  7. Else, the page is displayed.

Security Filters

Every user requests pass through a set of filters. The Authentication Manager and the Access Decision Manager are both filters, functionally speaking. When auto-config is enabled, a set of defaut Spring security filters is automatically configured.

Here is how user queries are processed in more details:
  1. When a user makes a request, Spring loads its security context.
  2. If the user's request URL is the logout URL (by default /j_spring_security_logout), the user is logged out.
  3. If the user's request URL is an authentication form submission (by default  /j_spring_security_check), an attempt to authenticate the user is performed.
  4. If no login page is configured, a default login page is displayed (if the user is not authenticated yet).
  5. Checks whether the request has an Authorization header.
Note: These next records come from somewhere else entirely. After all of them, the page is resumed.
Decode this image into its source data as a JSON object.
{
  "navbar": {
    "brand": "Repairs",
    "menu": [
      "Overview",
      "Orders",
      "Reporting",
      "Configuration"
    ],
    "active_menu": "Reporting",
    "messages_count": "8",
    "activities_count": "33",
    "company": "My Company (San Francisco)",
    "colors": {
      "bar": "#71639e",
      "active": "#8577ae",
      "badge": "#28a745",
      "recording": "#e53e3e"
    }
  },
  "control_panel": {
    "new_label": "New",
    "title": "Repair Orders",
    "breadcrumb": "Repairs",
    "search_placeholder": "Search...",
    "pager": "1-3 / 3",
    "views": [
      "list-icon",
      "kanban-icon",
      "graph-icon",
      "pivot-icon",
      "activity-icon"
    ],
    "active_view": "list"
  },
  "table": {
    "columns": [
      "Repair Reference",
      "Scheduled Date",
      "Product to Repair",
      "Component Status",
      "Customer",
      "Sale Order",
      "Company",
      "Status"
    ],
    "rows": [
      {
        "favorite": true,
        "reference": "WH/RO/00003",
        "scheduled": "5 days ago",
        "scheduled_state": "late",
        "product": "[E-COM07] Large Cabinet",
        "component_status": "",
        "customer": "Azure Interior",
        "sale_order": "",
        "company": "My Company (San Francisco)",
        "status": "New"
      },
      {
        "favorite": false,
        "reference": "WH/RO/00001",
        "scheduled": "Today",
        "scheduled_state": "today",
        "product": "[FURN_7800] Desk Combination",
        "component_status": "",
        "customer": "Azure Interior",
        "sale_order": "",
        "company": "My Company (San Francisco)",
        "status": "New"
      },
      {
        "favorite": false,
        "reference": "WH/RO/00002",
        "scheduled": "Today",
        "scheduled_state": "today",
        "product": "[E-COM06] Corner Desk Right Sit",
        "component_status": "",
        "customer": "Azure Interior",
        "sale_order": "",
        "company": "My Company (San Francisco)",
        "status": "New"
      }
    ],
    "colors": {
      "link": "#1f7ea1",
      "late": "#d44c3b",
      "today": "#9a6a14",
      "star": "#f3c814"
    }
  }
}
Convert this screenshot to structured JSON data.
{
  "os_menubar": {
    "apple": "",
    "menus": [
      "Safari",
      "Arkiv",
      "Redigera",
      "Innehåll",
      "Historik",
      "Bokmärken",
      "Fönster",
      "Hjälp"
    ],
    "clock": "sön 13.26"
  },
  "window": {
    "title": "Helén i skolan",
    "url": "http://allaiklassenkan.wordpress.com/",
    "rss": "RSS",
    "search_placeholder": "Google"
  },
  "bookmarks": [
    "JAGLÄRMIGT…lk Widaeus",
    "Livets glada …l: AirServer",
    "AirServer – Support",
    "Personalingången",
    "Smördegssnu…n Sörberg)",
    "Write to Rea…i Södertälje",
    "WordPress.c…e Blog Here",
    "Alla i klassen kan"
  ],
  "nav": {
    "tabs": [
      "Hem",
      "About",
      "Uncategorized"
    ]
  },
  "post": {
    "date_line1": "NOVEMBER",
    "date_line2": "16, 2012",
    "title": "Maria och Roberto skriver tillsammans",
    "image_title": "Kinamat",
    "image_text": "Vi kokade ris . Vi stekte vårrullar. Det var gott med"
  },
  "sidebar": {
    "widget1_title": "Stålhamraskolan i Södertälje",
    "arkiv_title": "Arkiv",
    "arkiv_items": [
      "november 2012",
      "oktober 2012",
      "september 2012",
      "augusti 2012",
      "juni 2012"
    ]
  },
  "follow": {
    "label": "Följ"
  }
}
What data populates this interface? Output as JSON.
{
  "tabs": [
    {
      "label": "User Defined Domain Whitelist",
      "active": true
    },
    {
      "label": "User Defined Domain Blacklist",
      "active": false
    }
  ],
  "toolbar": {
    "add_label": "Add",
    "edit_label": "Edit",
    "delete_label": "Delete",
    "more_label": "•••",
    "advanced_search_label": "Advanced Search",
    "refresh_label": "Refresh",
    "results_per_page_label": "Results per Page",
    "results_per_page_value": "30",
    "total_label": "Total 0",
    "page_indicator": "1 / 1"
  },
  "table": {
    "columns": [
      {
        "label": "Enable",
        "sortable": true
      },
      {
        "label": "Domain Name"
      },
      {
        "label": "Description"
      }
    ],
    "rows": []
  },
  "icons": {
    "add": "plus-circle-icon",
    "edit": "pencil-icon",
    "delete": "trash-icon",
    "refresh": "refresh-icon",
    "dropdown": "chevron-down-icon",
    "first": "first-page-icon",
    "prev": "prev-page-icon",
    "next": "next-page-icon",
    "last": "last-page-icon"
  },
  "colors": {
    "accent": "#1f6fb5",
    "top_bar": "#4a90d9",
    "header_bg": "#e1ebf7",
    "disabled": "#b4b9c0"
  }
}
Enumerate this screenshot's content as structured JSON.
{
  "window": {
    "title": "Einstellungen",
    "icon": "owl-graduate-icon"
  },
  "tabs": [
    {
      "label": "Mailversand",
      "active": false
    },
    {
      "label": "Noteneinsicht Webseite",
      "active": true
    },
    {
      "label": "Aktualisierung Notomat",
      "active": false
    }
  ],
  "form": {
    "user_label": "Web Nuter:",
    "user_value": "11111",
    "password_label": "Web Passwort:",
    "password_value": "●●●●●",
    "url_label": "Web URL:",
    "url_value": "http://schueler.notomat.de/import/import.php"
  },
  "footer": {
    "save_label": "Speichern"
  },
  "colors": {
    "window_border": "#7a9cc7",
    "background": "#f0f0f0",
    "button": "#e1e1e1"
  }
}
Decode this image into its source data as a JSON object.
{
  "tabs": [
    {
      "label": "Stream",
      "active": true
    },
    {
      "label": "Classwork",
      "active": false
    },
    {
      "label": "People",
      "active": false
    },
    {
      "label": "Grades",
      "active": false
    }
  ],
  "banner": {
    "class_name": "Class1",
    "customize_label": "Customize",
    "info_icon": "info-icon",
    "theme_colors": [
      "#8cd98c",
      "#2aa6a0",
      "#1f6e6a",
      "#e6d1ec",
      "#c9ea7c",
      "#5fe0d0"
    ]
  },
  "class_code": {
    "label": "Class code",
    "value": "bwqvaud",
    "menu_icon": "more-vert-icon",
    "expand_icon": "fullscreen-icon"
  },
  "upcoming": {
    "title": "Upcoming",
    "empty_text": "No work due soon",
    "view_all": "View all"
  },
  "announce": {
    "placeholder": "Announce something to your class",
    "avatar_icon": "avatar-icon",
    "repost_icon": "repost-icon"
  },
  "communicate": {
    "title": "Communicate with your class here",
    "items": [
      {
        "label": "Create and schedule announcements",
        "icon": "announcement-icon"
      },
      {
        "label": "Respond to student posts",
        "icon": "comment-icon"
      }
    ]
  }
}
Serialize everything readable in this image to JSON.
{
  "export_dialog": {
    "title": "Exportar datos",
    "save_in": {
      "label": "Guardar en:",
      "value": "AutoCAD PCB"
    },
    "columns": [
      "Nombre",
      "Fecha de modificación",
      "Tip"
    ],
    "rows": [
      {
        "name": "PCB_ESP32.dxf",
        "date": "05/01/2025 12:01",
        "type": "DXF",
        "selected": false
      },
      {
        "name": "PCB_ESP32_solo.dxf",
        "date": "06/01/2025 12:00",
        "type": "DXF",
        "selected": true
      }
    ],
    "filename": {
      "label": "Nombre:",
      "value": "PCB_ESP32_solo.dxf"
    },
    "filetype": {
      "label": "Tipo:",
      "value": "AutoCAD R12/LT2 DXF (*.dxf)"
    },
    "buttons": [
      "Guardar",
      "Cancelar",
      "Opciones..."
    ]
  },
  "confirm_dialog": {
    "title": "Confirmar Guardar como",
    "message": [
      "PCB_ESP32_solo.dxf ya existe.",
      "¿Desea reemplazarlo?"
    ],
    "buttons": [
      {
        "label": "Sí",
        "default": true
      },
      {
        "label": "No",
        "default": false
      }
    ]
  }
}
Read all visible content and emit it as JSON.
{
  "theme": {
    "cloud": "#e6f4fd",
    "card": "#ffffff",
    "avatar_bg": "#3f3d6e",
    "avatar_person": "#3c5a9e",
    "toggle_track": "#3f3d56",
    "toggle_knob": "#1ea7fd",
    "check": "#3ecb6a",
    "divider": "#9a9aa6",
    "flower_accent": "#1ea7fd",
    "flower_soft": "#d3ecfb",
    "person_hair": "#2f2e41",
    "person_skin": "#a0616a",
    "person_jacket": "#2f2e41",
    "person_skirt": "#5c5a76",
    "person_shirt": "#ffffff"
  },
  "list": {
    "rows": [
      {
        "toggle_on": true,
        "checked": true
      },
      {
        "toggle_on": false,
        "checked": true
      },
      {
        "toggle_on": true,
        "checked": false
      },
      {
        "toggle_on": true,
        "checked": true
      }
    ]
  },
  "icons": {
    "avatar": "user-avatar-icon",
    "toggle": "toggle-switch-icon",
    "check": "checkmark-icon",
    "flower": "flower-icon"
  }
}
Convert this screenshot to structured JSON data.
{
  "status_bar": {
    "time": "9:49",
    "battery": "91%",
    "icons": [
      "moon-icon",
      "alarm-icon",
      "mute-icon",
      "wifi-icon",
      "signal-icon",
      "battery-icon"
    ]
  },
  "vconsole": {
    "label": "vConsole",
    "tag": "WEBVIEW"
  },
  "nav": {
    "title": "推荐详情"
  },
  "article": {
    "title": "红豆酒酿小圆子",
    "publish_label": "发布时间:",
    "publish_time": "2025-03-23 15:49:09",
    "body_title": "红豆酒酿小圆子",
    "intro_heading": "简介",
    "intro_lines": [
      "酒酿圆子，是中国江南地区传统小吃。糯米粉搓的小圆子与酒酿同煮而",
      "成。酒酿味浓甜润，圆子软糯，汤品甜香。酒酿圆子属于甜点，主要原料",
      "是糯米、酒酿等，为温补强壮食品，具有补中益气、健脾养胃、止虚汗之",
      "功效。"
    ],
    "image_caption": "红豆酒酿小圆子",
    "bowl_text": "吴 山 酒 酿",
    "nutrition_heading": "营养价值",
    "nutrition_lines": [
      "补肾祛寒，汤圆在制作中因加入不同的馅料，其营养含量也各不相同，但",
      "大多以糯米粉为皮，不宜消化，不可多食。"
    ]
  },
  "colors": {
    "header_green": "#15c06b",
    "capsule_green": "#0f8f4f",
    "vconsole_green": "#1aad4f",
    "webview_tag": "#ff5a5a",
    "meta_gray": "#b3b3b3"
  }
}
If yes, user name and password is extracted for authentication. If authentication is successful, it is registered in the security context.
  6. Assuming a user was trying to access a page requiring authentication, this step retrieves the original request to that page, if the authentication is successful.
  7. The user request is wrapped together with the security context into a single object.
  8. If the user has not been authenticated successfully so far, it is flagged as anonymous.
  9. If the user has been authenticated, the session authentication strategy is applied. 
  10. Any AccessDeniedException and AuthenticationException thrown by any of the above are handled here.
  11. Delegation of authorization and access control decisions to an access decision manager.

Security Namespace

Spring security is defined in an XML document, just like maven configuration is defined in a pom.xml file. It has a namespace (i.e., a set of XML tag elements) which can be used to activate or configure Spring security features. Again, read the Spring security appendix to learn about these in details. It is a must to understand Spring Security.

Some of its main elements are:
  • <html auto-config='true'> - It is the parent element of web related configuration elements. It creates the filter chain proxy bean called springSecurityFilterChain for security. It has an auto-config attribute, which can be set to install the default Spring security configuration elements.
  • <access-denied-handler> - Can be used to set the default error page for access denials.
  • <intercept-url pattern="/**" access="ROLE_USER"> - This element creates a relationship between a set of URLs and the required access role to visit these pages.
  • requires-channel - This is an <intercept-url> attribute which can be used to require the usage of https to access a set of URLs (i.e., secured channels).
  • <form-login> - Can be used to define the login page URL, the URL for login processing, the target URL after login, the login failure URL, etc...
  • <remember-me> - If a user is not authenticated, and 'remembered' information about the user is available (for example, from a cookie), it will be used.
  • <session-management> and <concurrency-control> - To implement session management strategies.
  • <logout> - To configure the default logout page.
  • <http-firewall> - To implement a firewall filter.
  • <authentication-manager> - A required configuration element. It creates a provider manager. The child elements are <authentication-provider>.
  • <authentication-provider> - Can be used to create an in-memory authentication provider. The children <user-service> and <user> elements can be used to define user login-password combinations. Other types of authentication providers can be configured too.
  • <password-encoder> - If the users' login and password are stored in a database (for example), one can use this configuration element to specify how the password should be encrypted.

For a concrete Spring Security example, click here • More Spring related posts here.

REM: This blog does not cover all Spring Security features. Topics such as: password encryption, storage of credentials, 'Remember Me', SSL connections, sophisticated access control, OpenID, LDAP, Client Certificate Authentication in the Spring Security 3 book in details.



public class ApplicationConfig {

    // ...



  1. Thank you very much.. its very help.. :)

  2. Thanks! Short, sweet, to the point. And thanks for the ref links!